9. Crayons are the coolest gift ever, second only to chocolate.
10. Everyone loves to be seen and appreciated for who they are and what they can do. And that is a need you never outgrow.
Thanks buddy. I hope you have a great summer! I'll miss you.
Friday, June 10, 2016
Tuesday, May 17, 2016
Goodreads asks lots of great questions. Some I answer seriously. The latest question was, "What's your advice for aspiring writers?" and I wanted to share my response, incase it can help you love your writing and love writing more.
In a nutshell, this is the be all end all of advice. And it isn't only for aspiring writers, it's for all writers. Everywhere. In every phase. A great reminder that, when we write, we write with a burden. And it requires all of what we are.
Here's my Goodreads answer:
Open your senses.
Really open them. Take some menthol to the nasal passages. Smear some wasabi on your tongue. Walk into a fabric store and touch everything, but wash your hands first.
Experience your life through your senses. Pay attention to them. Pause when you hear a train whistle. Look at the details of a painting that you've seen a hundred times before. Stare at it again. Look for the things you missed. Scrutinize the paint strokes. Focus on the canvas fibers. Invision the artist's vision take shape, stroke by stroke.
And then restrategize.
Shuffle them up. Use senses in a situation that don't relate. What did that painting smell like? Was that wasabi a pasty, tired green or was the green vibrant with life? Did the menthol taste like biting into an avalanche?
Okay, skip that last one. That could be toxic.
When you write, you are the gateway for your reader to experience your story. You and you alone can do that for them. Otherwise, they are limited. They cannot smell, taste, touch, hear, or see your story. For all practical purposes, they are void of all five senses and cannot stimulate them except through you.
You are their surrogate. Feel for them. Smell for them. Listen for what only you can hear and describe it. Go out there and eat that menthol.
Again, you probably shouldn't do that.
Homework, if you want some:

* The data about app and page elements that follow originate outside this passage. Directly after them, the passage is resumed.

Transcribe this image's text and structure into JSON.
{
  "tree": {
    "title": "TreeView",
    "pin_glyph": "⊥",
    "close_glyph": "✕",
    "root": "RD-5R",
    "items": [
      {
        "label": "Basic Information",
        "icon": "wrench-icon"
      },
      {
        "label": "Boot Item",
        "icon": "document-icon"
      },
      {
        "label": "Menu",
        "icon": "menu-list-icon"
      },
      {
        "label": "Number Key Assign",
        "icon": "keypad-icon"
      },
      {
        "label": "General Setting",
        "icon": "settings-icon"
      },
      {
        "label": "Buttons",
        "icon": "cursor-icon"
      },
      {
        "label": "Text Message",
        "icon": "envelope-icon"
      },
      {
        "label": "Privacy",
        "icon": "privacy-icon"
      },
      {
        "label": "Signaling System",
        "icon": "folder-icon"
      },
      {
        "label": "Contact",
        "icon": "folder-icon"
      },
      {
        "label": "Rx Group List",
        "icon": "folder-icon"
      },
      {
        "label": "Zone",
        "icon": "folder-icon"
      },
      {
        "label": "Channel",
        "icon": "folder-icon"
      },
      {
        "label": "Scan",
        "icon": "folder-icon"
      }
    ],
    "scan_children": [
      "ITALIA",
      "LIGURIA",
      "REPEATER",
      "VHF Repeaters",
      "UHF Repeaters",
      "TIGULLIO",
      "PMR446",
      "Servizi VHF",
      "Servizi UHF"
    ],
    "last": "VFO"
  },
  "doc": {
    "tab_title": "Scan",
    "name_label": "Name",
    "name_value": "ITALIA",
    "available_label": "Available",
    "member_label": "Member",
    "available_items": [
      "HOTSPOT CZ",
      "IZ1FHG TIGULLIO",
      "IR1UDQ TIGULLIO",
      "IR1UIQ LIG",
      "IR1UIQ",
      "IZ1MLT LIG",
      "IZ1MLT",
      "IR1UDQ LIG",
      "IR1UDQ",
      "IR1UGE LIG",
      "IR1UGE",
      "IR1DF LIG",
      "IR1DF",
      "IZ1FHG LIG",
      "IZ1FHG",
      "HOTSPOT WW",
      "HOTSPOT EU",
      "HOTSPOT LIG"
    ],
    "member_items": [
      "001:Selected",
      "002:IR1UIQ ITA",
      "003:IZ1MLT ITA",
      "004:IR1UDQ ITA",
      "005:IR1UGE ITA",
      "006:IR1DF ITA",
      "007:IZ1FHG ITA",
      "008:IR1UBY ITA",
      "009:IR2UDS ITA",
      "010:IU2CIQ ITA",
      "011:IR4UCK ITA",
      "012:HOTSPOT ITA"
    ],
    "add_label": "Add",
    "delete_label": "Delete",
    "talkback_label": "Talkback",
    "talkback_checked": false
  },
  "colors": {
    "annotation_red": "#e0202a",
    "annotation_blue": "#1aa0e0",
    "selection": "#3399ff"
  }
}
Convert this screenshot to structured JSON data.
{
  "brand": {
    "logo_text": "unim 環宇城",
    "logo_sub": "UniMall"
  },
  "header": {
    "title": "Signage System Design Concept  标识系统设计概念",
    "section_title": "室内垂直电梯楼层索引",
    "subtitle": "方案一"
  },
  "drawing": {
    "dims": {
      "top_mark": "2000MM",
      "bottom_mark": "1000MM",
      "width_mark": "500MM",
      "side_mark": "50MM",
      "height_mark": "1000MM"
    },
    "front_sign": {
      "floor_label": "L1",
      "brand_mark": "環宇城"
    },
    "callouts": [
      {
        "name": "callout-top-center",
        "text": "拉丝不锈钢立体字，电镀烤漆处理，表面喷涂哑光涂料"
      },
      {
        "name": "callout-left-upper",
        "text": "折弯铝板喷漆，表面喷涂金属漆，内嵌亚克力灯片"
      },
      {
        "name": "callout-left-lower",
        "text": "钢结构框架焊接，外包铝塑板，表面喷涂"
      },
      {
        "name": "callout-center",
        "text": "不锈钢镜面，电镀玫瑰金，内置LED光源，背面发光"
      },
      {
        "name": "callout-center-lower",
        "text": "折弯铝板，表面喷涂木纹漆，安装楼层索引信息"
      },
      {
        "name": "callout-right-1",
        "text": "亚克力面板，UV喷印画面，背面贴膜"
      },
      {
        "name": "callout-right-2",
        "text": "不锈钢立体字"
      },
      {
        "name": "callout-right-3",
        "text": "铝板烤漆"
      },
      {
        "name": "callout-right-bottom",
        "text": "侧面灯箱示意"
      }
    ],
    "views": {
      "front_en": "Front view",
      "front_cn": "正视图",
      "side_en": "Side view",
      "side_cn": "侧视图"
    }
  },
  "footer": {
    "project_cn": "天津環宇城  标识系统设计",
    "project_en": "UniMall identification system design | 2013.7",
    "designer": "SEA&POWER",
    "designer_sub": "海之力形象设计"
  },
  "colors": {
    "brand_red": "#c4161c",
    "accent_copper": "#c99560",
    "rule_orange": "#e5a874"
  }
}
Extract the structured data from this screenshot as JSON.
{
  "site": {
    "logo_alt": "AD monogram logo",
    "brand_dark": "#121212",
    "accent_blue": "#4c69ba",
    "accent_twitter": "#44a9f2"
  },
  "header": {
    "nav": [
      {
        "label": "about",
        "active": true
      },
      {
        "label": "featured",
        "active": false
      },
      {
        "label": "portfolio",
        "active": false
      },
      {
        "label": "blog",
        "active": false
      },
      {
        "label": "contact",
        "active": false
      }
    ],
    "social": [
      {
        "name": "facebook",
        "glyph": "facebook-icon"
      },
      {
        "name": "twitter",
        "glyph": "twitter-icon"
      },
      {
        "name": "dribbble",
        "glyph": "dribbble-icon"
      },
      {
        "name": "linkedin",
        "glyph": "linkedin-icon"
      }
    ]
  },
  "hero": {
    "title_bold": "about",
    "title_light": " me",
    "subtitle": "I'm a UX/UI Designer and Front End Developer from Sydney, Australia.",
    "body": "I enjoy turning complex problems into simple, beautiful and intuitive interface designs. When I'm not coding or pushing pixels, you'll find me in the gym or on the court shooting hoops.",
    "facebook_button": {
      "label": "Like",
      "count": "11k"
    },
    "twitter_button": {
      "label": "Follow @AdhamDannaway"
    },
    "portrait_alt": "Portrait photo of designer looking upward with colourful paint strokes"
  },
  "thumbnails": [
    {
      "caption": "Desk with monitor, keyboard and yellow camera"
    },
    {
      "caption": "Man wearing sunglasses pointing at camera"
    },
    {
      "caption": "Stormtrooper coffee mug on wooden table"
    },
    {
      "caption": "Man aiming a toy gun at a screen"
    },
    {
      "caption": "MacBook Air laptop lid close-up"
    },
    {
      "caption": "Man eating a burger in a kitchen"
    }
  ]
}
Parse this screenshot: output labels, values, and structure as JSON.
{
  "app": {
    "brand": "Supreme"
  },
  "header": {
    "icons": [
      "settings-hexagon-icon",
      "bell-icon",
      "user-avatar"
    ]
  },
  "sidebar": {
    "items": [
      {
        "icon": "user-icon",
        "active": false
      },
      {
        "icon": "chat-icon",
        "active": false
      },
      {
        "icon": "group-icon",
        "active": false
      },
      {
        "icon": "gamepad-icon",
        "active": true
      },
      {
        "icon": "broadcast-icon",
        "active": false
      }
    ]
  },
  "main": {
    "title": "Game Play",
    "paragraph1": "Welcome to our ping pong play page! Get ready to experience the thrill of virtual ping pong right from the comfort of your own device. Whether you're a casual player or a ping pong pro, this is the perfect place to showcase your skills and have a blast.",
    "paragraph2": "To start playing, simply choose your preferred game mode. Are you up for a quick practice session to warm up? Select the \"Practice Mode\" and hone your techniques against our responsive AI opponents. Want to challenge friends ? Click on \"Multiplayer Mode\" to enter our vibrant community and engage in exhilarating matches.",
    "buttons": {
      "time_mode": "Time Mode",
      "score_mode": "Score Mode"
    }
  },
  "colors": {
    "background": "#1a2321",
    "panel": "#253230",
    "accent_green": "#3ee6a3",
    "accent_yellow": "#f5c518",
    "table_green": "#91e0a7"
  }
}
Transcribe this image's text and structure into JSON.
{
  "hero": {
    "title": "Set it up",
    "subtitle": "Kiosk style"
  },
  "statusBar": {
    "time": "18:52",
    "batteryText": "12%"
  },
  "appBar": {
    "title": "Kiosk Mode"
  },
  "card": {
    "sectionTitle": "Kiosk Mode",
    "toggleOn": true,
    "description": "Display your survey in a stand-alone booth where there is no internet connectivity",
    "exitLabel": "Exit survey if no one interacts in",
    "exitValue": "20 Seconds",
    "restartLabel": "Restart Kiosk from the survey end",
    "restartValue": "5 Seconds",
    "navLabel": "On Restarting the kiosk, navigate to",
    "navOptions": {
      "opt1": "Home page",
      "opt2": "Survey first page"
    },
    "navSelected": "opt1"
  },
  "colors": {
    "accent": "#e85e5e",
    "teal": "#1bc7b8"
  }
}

When we tell a story, we often share our emotions, our thoughts, a few visuals, and that's where it ends. We leave a lot of flavor on the table that could be added. Next time you sit down to write a story, as an exercise, focus on one sense, like hearing. Think about the scene: What do you hear? Focus on that sound. Is it alone? Does it have company? Is it why we - or, for fiction, our characters - feel and think what we do? What affect does the sound have on the emotion of that moment? Tell your reader what you hear as if they've never heard a sound of any kind before.
And when you do, send it to me in the comments! Because I want to hear it, too.